WHAT IS NEEDED — Your task is to gather the lines below that hold the string "image".

Items from an interface collection —
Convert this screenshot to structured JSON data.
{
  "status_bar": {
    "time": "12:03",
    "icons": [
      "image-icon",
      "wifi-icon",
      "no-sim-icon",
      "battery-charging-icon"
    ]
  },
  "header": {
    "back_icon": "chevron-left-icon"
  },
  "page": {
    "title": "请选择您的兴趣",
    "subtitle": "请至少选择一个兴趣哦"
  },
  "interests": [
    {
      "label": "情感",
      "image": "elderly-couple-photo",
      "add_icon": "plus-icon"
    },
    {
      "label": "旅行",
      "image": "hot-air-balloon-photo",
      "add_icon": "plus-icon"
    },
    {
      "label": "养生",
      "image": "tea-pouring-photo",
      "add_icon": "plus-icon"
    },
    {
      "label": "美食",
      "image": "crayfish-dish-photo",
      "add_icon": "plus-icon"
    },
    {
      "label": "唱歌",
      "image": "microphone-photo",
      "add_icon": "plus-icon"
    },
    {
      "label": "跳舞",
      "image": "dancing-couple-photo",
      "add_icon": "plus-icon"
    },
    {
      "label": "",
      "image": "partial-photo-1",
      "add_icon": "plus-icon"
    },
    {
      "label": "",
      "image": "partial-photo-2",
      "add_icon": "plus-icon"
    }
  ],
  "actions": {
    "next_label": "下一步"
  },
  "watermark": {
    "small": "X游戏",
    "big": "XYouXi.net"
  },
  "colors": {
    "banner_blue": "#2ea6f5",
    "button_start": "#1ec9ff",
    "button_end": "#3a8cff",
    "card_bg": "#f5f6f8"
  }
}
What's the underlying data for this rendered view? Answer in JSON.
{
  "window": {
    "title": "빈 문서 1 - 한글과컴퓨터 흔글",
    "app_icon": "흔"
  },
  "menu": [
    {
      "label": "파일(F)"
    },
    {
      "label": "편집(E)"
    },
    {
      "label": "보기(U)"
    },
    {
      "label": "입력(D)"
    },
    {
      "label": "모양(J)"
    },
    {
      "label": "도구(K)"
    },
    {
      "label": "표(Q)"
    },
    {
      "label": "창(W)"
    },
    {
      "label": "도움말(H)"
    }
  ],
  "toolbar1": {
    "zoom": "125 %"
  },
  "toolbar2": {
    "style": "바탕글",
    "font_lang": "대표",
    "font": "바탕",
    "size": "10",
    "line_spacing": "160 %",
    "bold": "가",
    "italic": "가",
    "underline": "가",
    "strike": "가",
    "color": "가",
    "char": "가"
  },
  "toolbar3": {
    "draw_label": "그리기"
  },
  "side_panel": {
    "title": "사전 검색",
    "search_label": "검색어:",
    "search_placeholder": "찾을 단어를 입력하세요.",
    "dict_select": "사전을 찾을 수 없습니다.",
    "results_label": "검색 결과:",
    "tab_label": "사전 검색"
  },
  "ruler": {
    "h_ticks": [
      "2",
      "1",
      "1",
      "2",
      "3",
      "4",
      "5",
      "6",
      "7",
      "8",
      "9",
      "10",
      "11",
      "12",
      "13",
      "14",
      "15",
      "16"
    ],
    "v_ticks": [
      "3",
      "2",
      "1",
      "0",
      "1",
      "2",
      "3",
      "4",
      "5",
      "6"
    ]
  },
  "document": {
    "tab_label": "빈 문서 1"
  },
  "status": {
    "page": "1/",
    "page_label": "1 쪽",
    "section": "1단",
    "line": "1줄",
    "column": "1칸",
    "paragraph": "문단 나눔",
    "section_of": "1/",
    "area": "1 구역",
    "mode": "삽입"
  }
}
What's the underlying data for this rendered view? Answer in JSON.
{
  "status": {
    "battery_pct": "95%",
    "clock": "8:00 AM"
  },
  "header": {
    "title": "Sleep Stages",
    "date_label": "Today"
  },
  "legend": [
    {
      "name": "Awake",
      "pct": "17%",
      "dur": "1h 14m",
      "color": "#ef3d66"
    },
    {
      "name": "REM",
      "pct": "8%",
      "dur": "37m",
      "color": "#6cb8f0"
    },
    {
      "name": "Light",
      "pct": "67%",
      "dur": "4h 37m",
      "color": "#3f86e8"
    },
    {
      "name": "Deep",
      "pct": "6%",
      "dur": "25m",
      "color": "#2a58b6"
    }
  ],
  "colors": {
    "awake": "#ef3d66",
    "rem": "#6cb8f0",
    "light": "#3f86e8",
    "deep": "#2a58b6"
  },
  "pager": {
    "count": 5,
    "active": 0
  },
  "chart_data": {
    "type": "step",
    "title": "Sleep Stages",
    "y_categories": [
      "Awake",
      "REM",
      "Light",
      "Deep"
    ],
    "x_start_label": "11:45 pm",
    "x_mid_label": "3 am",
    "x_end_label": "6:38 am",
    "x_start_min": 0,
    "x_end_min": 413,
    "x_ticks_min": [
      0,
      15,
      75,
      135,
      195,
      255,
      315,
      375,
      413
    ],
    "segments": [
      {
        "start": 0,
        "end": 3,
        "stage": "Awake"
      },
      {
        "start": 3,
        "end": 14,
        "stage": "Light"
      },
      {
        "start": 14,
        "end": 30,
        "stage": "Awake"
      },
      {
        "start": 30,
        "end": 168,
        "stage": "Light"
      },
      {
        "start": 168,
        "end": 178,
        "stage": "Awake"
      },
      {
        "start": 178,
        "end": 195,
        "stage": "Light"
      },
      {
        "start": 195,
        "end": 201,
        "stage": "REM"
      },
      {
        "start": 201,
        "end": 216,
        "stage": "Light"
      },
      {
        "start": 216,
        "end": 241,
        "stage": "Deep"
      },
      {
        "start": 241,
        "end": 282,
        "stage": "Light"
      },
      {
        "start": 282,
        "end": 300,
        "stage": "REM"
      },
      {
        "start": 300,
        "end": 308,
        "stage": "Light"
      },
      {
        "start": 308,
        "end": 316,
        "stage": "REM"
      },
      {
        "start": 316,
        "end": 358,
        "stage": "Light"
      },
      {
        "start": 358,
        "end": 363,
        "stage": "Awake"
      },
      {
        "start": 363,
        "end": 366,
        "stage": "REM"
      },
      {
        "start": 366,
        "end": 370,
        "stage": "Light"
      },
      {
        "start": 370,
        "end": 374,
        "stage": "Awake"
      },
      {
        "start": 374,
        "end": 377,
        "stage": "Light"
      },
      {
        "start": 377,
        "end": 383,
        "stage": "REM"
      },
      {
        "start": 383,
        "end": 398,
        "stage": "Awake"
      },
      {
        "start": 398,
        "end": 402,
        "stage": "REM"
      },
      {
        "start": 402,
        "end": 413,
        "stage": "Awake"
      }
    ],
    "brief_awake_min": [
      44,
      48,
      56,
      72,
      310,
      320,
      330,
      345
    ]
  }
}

WRITTEN SOLUTION —
      "image-icon",
      "image": "elderly-couple-photo",
      "image": "hot-air-balloon-photo",
      "image": "tea-pouring-photo",
      "image": "crayfish-dish-photo",
      "image": "microphone-photo",
      "image": "dancing-couple-photo",
      "image": "partial-photo-1",
      "image": "partial-photo-2",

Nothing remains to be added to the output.